Economics impacts our lives every day. Below are some of the top storylines from this past week related to economics.

"Talent is cheaper than table salt. What separates the talented individual from the successful one is a lot of hard work." -- Stephen King, author
What was your favorite commercial from Super Bowl LV? Super Bowl commercials have long been an integral part of the game’s broadcast due to their massive reach with more than 100 million viewers on an annual basis. A 30-second ad in Super Bowl LV cost an average of $5.6 million.

With the United States in the middle of a deadly pandemic and in the aftermath of a presidential election, marketers for Super Bowl ads balanced messaging, funny, comforting and community minded. With many people avoided gathering with others, many big brands decided to remain on the sidelines for this year’s Super Bowl, especially those industries that have suffered during COVID-19. [The Athletic]

Amazon Inc. founder Jeff Bezos announced his intention to step down as CEO from the company he built to change e-commerce and revolutionized the retail industry. Bezos plans to transition into the role of executive chairman in July with Andy Jassy being promoted to CEO.

Bezos plans to spend more of his time on personal projects, such as his space travel company Blue Origin. Bezos’ reign as CEO comes after Amazon exceeded $100 billion in sales during the fourth quarter of 2020 – the first time in the company’s history. [The New York Times]

Have you been charged for a ‘COVID-19 cleaning fee’ by a dentist or a hair salon? Businesses are increasing the fee from a reported $5 disinfection charge to $1,200 in a senior living center. The additional fees come as businesses seek new ways to remain in business and cover the cost of sanitation during the COVID-19 pandemic.

However, the hidden fees could be illegal, violating consumer protection and insurance laws. Several states, including New York, Connecticut, Arizona, Michigan and Massachusetts, have warned residents of potential hidden fees and businesses of potential consequences. [The Washington Post]

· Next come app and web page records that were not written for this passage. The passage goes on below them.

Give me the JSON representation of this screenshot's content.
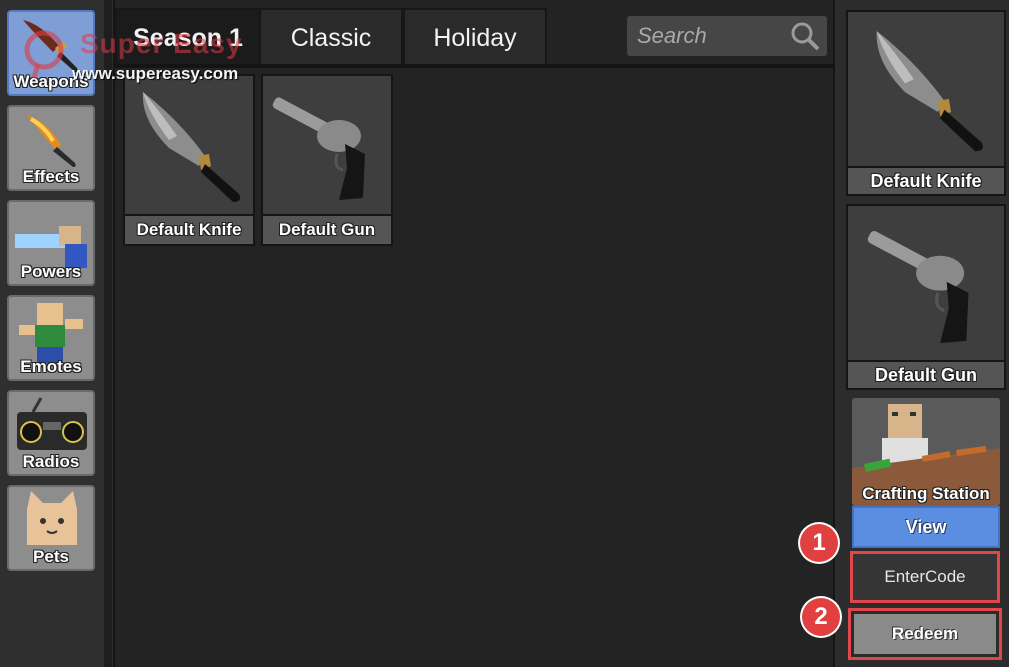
{
  "watermark": {
    "title": "Super Easy",
    "url": "www.supereasy.com"
  },
  "sidebar": {
    "items": [
      {
        "label": "Weapons",
        "icon": "knife-icon",
        "active": true
      },
      {
        "label": "Effects",
        "icon": "flame-knife-icon",
        "active": false
      },
      {
        "label": "Powers",
        "icon": "powers-icon",
        "active": false
      },
      {
        "label": "Emotes",
        "icon": "emote-icon",
        "active": false
      },
      {
        "label": "Radios",
        "icon": "radio-icon",
        "active": false
      },
      {
        "label": "Pets",
        "icon": "cat-icon",
        "active": false
      }
    ]
  },
  "tabs": [
    {
      "label": "Season 1",
      "active": true
    },
    {
      "label": "Classic",
      "active": false
    },
    {
      "label": "Holiday",
      "active": false
    }
  ],
  "search": {
    "placeholder": "Search",
    "value": ""
  },
  "inventory": {
    "items": [
      {
        "label": "Default Knife",
        "icon": "knife-icon"
      },
      {
        "label": "Default Gun",
        "icon": "revolver-icon"
      }
    ]
  },
  "equipped": {
    "knife": {
      "label": "Default Knife"
    },
    "gun": {
      "label": "Default Gun"
    }
  },
  "crafting": {
    "label": "Crafting Station",
    "view_label": "View"
  },
  "code": {
    "placeholder": "EnterCode",
    "redeem_label": "Redeem"
  },
  "annotations": {
    "step1": "1",
    "step2": "2"
  },
  "colors": {
    "accent_blue": "#5b8de0",
    "highlight_red": "#e0474a"
  }
}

Rechargeable lithium-ion batteries were first used in 1991. They have come a long way in the three decades since, becoming a staple in cell phones, computers and other electronics. The lithium-ion batteries are getting less expensive and are more advanced than ever. Now, they’re being developed and evolving further for cars. Additional possibilities abound, and lithium-ion batteries will disrupt other industries in the future.

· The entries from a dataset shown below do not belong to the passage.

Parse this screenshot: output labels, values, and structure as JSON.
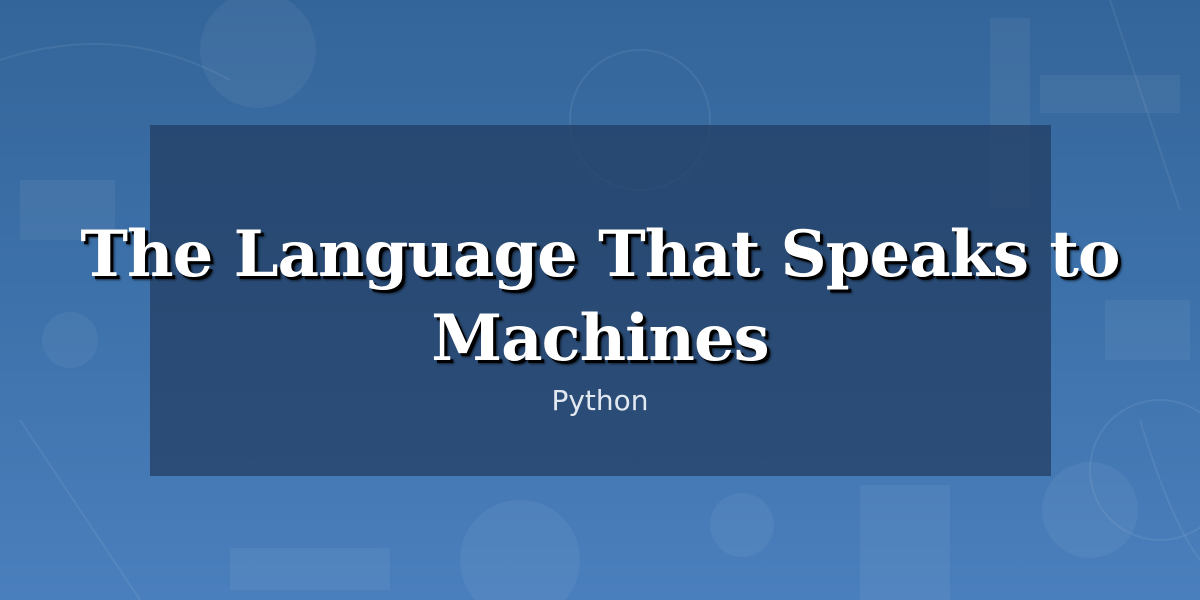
{
  "title": "The Language That Speaks to Machines",
  "subtitle": "Python",
  "colors": {
    "background": "#3c70a8",
    "panel": "#213b60",
    "title_text": "#ffffff",
    "title_shadow": "#000000",
    "subtitle_text": "#e2e8f0"
  }
}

Prices for batteries in cars have fallen dramatically since Tesla developed the Tesla Roadster – the first commercially developed electric car offered -- in 2008. Boston Consulting Group estimated that battery costs per kilowatt-hour were between $1,000 to $1,200 in 2010. Today, batteries are approximately $125 per kilowatt-hour with the costs expected to fall further in the future. [The Wall Street Journal]

The S&P 500 and the Nasdaq secured their best weeks since November, as investors are optimistic about the proposed stimulus deal being agreed upon by Congress. The S&P 500 climbed 4.65% for the week, marking its largest one-week gain since the week ending Nov. 6.

Some of the heavily traded stocks by individual investors lost some of their momentum. GameStop fell 80% for the week to $63.77, while AMC Entertainment also fell for the week. [The Wall Street Journal]

Employers added a disappointing 49,000 jobs in January, according to the Department of Labor. State and local governments accounted for the majority of the hiring because students are beginning to return to the classroom for in-person learning.

January’s gain was better than December when payrolls shrunk for the first time since April. The United States still has 9.9 million fewer jobs than last February. The unemployment rate of 6.3% marked its lowest since the COVID-19 pandemic in March, an improvement from 6.7% in December. The jobless rate continues to fall because those who have lost their jobs are no longer seeking employment. [Associated Press]


All photos credited to iStock.